__AIM OF THE EXERCISE__:
Repeat all of the records word for word, but skip any picture.

__INFORMATION PROVIDED__:
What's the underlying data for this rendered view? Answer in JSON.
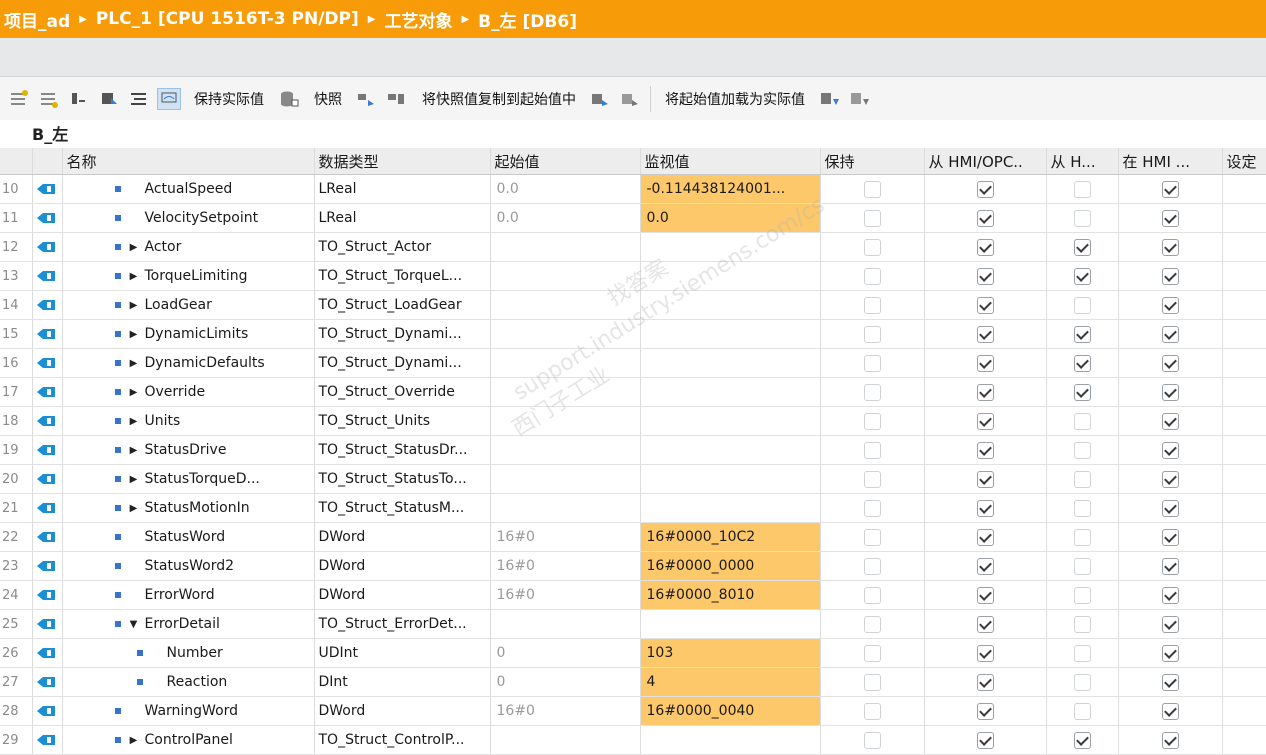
{
  "breadcrumb": [
    "项目_ad",
    "PLC_1 [CPU 1516T-3 PN/DP]",
    "工艺对象",
    "B_左 [DB6]"
  ],
  "toolbar": {
    "keep_actual": "保持实际值",
    "snapshot": "快照",
    "copy_snapshot": "将快照值复制到起始值中",
    "load_start": "将起始值加载为实际值"
  },
  "block_name": "B_左",
  "columns": {
    "name": "名称",
    "type": "数据类型",
    "start": "起始值",
    "monitor": "监视值",
    "retain": "保持",
    "hmi_opc": "从 HMI/OPC..",
    "from_h": "从 H...",
    "in_hmi": "在 HMI ...",
    "setpoint": "设定"
  },
  "watermark": [
    "找答案",
    "support.industry.siemens.com/cs",
    "西门子工业"
  ],
  "rows": [
    {
      "num": "10",
      "level": 1,
      "expander": "",
      "name": "ActualSpeed",
      "type": "LReal",
      "start": "0.0",
      "monitor": "-0.114438124001...",
      "hl": true,
      "retain": false,
      "hmi": true,
      "fromh": false,
      "inhmi": true
    },
    {
      "num": "11",
      "level": 1,
      "expander": "",
      "name": "VelocitySetpoint",
      "type": "LReal",
      "start": "0.0",
      "monitor": "0.0",
      "hl": true,
      "retain": false,
      "hmi": true,
      "fromh": false,
      "inhmi": true
    },
    {
      "num": "12",
      "level": 1,
      "expander": "▶",
      "name": "Actor",
      "type": "TO_Struct_Actor",
      "start": "",
      "monitor": "",
      "hl": false,
      "retain": false,
      "hmi": true,
      "fromh": true,
      "inhmi": true
    },
    {
      "num": "13",
      "level": 1,
      "expander": "▶",
      "name": "TorqueLimiting",
      "type": "TO_Struct_TorqueL...",
      "start": "",
      "monitor": "",
      "hl": false,
      "retain": false,
      "hmi": true,
      "fromh": true,
      "inhmi": true
    },
    {
      "num": "14",
      "level": 1,
      "expander": "▶",
      "name": "LoadGear",
      "type": "TO_Struct_LoadGear",
      "start": "",
      "monitor": "",
      "hl": false,
      "retain": false,
      "hmi": true,
      "fromh": false,
      "inhmi": true
    },
    {
      "num": "15",
      "level": 1,
      "expander": "▶",
      "name": "DynamicLimits",
      "type": "TO_Struct_Dynami...",
      "start": "",
      "monitor": "",
      "hl": false,
      "retain": false,
      "hmi": true,
      "fromh": true,
      "inhmi": true
    },
    {
      "num": "16",
      "level": 1,
      "expander": "▶",
      "name": "DynamicDefaults",
      "type": "TO_Struct_Dynami...",
      "start": "",
      "monitor": "",
      "hl": false,
      "retain": false,
      "hmi": true,
      "fromh": true,
      "inhmi": true
    },
    {
      "num": "17",
      "level": 1,
      "expander": "▶",
      "name": "Override",
      "type": "TO_Struct_Override",
      "start": "",
      "monitor": "",
      "hl": false,
      "retain": false,
      "hmi": true,
      "fromh": true,
      "inhmi": true
    },
    {
      "num": "18",
      "level": 1,
      "expander": "▶",
      "name": "Units",
      "type": "TO_Struct_Units",
      "start": "",
      "monitor": "",
      "hl": false,
      "retain": false,
      "hmi": true,
      "fromh": false,
      "inhmi": true
    },
    {
      "num": "19",
      "level": 1,
      "expander": "▶",
      "name": "StatusDrive",
      "type": "TO_Struct_StatusDr...",
      "start": "",
      "monitor": "",
      "hl": false,
      "retain": false,
      "hmi": true,
      "fromh": false,
      "inhmi": true
    },
    {
      "num": "20",
      "level": 1,
      "expander": "▶",
      "name": "StatusTorqueD...",
      "type": "TO_Struct_StatusTo...",
      "start": "",
      "monitor": "",
      "hl": false,
      "retain": false,
      "hmi": true,
      "fromh": false,
      "inhmi": true
    },
    {
      "num": "21",
      "level": 1,
      "expander": "▶",
      "name": "StatusMotionIn",
      "type": "TO_Struct_StatusM...",
      "start": "",
      "monitor": "",
      "hl": false,
      "retain": false,
      "hmi": true,
      "fromh": false,
      "inhmi": true
    },
    {
      "num": "22",
      "level": 1,
      "expander": "",
      "name": "StatusWord",
      "type": "DWord",
      "start": "16#0",
      "monitor": "16#0000_10C2",
      "hl": true,
      "retain": false,
      "hmi": true,
      "fromh": false,
      "inhmi": true
    },
    {
      "num": "23",
      "level": 1,
      "expander": "",
      "name": "StatusWord2",
      "type": "DWord",
      "start": "16#0",
      "monitor": "16#0000_0000",
      "hl": true,
      "retain": false,
      "hmi": true,
      "fromh": false,
      "inhmi": true
    },
    {
      "num": "24",
      "level": 1,
      "expander": "",
      "name": "ErrorWord",
      "type": "DWord",
      "start": "16#0",
      "monitor": "16#0000_8010",
      "hl": true,
      "retain": false,
      "hmi": true,
      "fromh": false,
      "inhmi": true
    },
    {
      "num": "25",
      "level": 1,
      "expander": "▼",
      "name": "ErrorDetail",
      "type": "TO_Struct_ErrorDet...",
      "start": "",
      "monitor": "",
      "hl": false,
      "retain": false,
      "hmi": true,
      "fromh": false,
      "inhmi": true
    },
    {
      "num": "26",
      "level": 2,
      "expander": "",
      "name": "Number",
      "type": "UDInt",
      "start": "0",
      "monitor": "103",
      "hl": true,
      "retain": false,
      "hmi": true,
      "fromh": false,
      "inhmi": true
    },
    {
      "num": "27",
      "level": 2,
      "expander": "",
      "name": "Reaction",
      "type": "DInt",
      "start": "0",
      "monitor": "4",
      "hl": true,
      "retain": false,
      "hmi": true,
      "fromh": false,
      "inhmi": true
    },
    {
      "num": "28",
      "level": 1,
      "expander": "",
      "name": "WarningWord",
      "type": "DWord",
      "start": "16#0",
      "monitor": "16#0000_0040",
      "hl": true,
      "retain": false,
      "hmi": true,
      "fromh": false,
      "inhmi": true
    },
    {
      "num": "29",
      "level": 1,
      "expander": "▶",
      "name": "ControlPanel",
      "type": "TO_Struct_ControlP...",
      "start": "",
      "monitor": "",
      "hl": false,
      "retain": false,
      "hmi": true,
      "fromh": true,
      "inhmi": true
    }
  ]
}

__TASK RESULT__:
What's the underlying data for this rendered view? Answer in JSON.
{
  "breadcrumb": [
    "项目_ad",
    "PLC_1 [CPU 1516T-3 PN/DP]",
    "工艺对象",
    "B_左 [DB6]"
  ],
  "toolbar": {
    "keep_actual": "保持实际值",
    "snapshot": "快照",
    "copy_snapshot": "将快照值复制到起始值中",
    "load_start": "将起始值加载为实际值"
  },
  "block_name": "B_左",
  "columns": {
    "name": "名称",
    "type": "数据类型",
    "start": "起始值",
    "monitor": "监视值",
    "retain": "保持",
    "hmi_opc": "从 HMI/OPC..",
    "from_h": "从 H...",
    "in_hmi": "在 HMI ...",
    "setpoint": "设定"
  },
  "watermark": [
    "找答案",
    "support.industry.siemens.com/cs",
    "西门子工业"
  ],
  "rows": [
    {
      "num": "10",
      "level": 1,
      "expander": "",
      "name": "ActualSpeed",
      "type": "LReal",
      "start": "0.0",
      "monitor": "-0.114438124001...",
      "hl": true,
      "retain": false,
      "hmi": true,
      "fromh": false,
      "inhmi": true
    },
    {
      "num": "11",
      "level": 1,
      "expander": "",
      "name": "VelocitySetpoint",
      "type": "LReal",
      "start": "0.0",
      "monitor": "0.0",
      "hl": true,
      "retain": false,
      "hmi": true,
      "fromh": false,
      "inhmi": true
    },
    {
      "num": "12",
      "level": 1,
      "expander": "▶",
      "name": "Actor",
      "type": "TO_Struct_Actor",
      "start": "",
      "monitor": "",
      "hl": false,
      "retain": false,
      "hmi": true,
      "fromh": true,
      "inhmi": true
    },
    {
      "num": "13",
      "level": 1,
      "expander": "▶",
      "name": "TorqueLimiting",
      "type": "TO_Struct_TorqueL...",
      "start": "",
      "monitor": "",
      "hl": false,
      "retain": false,
      "hmi": true,
      "fromh": true,
      "inhmi": true
    },
    {
      "num": "14",
      "level": 1,
      "expander": "▶",
      "name": "LoadGear",
      "type": "TO_Struct_LoadGear",
      "start": "",
      "monitor": "",
      "hl": false,
      "retain": false,
      "hmi": true,
      "fromh": false,
      "inhmi": true
    },
    {
      "num": "15",
      "level": 1,
      "expander": "▶",
      "name": "DynamicLimits",
      "type": "TO_Struct_Dynami...",
      "start": "",
      "monitor": "",
      "hl": false,
      "retain": false,
      "hmi": true,
      "fromh": true,
      "inhmi": true
    },
    {
      "num": "16",
      "level": 1,
      "expander": "▶",
      "name": "DynamicDefaults",
      "type": "TO_Struct_Dynami...",
      "start": "",
      "monitor": "",
      "hl": false,
      "retain": false,
      "hmi": true,
      "fromh": true,
      "inhmi": true
    },
    {
      "num": "17",
      "level": 1,
      "expander": "▶",
      "name": "Override",
      "type": "TO_Struct_Override",
      "start": "",
      "monitor": "",
      "hl": false,
      "retain": false,
      "hmi": true,
      "fromh": true,
      "inhmi": true
    },
    {
      "num": "18",
      "level": 1,
      "expander": "▶",
      "name": "Units",
      "type": "TO_Struct_Units",
      "start": "",
      "monitor": "",
      "hl": false,
      "retain": false,
      "hmi": true,
      "fromh": false,
      "inhmi": true
    },
    {
      "num": "19",
      "level": 1,
      "expander": "▶",
      "name": "StatusDrive",
      "type": "TO_Struct_StatusDr...",
      "start": "",
      "monitor": "",
      "hl": false,
      "retain": false,
      "hmi": true,
      "fromh": false,
      "inhmi": true
    },
    {
      "num": "20",
      "level": 1,
      "expander": "▶",
      "name": "StatusTorqueD...",
      "type": "TO_Struct_StatusTo...",
      "start": "",
      "monitor": "",
      "hl": false,
      "retain": false,
      "hmi": true,
      "fromh": false,
      "inhmi": true
    },
    {
      "num": "21",
      "level": 1,
      "expander": "▶",
      "name": "StatusMotionIn",
      "type": "TO_Struct_StatusM...",
      "start": "",
      "monitor": "",
      "hl": false,
      "retain": false,
      "hmi": true,
      "fromh": false,
      "inhmi": true
    },
    {
      "num": "22",
      "level": 1,
      "expander": "",
      "name": "StatusWord",
      "type": "DWord",
      "start": "16#0",
      "monitor": "16#0000_10C2",
      "hl": true,
      "retain": false,
      "hmi": true,
      "fromh": false,
      "inhmi": true
    },
    {
      "num": "23",
      "level": 1,
      "expander": "",
      "name": "StatusWord2",
      "type": "DWord",
      "start": "16#0",
      "monitor": "16#0000_0000",
      "hl": true,
      "retain": false,
      "hmi": true,
      "fromh": false,
      "inhmi": true
    },
    {
      "num": "24",
      "level": 1,
      "expander": "",
      "name": "ErrorWord",
      "type": "DWord",
      "start": "16#0",
      "monitor": "16#0000_8010",
      "hl": true,
      "retain": false,
      "hmi": true,
      "fromh": false,
      "inhmi": true
    },
    {
      "num": "25",
      "level": 1,
      "expander": "▼",
      "name": "ErrorDetail",
      "type": "TO_Struct_ErrorDet...",
      "start": "",
      "monitor": "",
      "hl": false,
      "retain": false,
      "hmi": true,
      "fromh": false,
      "inhmi": true
    },
    {
      "num": "26",
      "level": 2,
      "expander": "",
      "name": "Number",
      "type": "UDInt",
      "start": "0",
      "monitor": "103",
      "hl": true,
      "retain": false,
      "hmi": true,
      "fromh": false,
      "inhmi": true
    },
    {
      "num": "27",
      "level": 2,
      "expander": "",
      "name": "Reaction",
      "type": "DInt",
      "start": "0",
      "monitor": "4",
      "hl": true,
      "retain": false,
      "hmi": true,
      "fromh": false,
      "inhmi": true
    },
    {
      "num": "28",
      "level": 1,
      "expander": "",
      "name": "WarningWord",
      "type": "DWord",
      "start": "16#0",
      "monitor": "16#0000_0040",
      "hl": true,
      "retain": false,
      "hmi": true,
      "fromh": false,
      "inhmi": true
    },
    {
      "num": "29",
      "level": 1,
      "expander": "▶",
      "name": "ControlPanel",
      "type": "TO_Struct_ControlP...",
      "start": "",
      "monitor": "",
      "hl": false,
      "retain": false,
      "hmi": true,
      "fromh": true,
      "inhmi": true
    }
  ]
}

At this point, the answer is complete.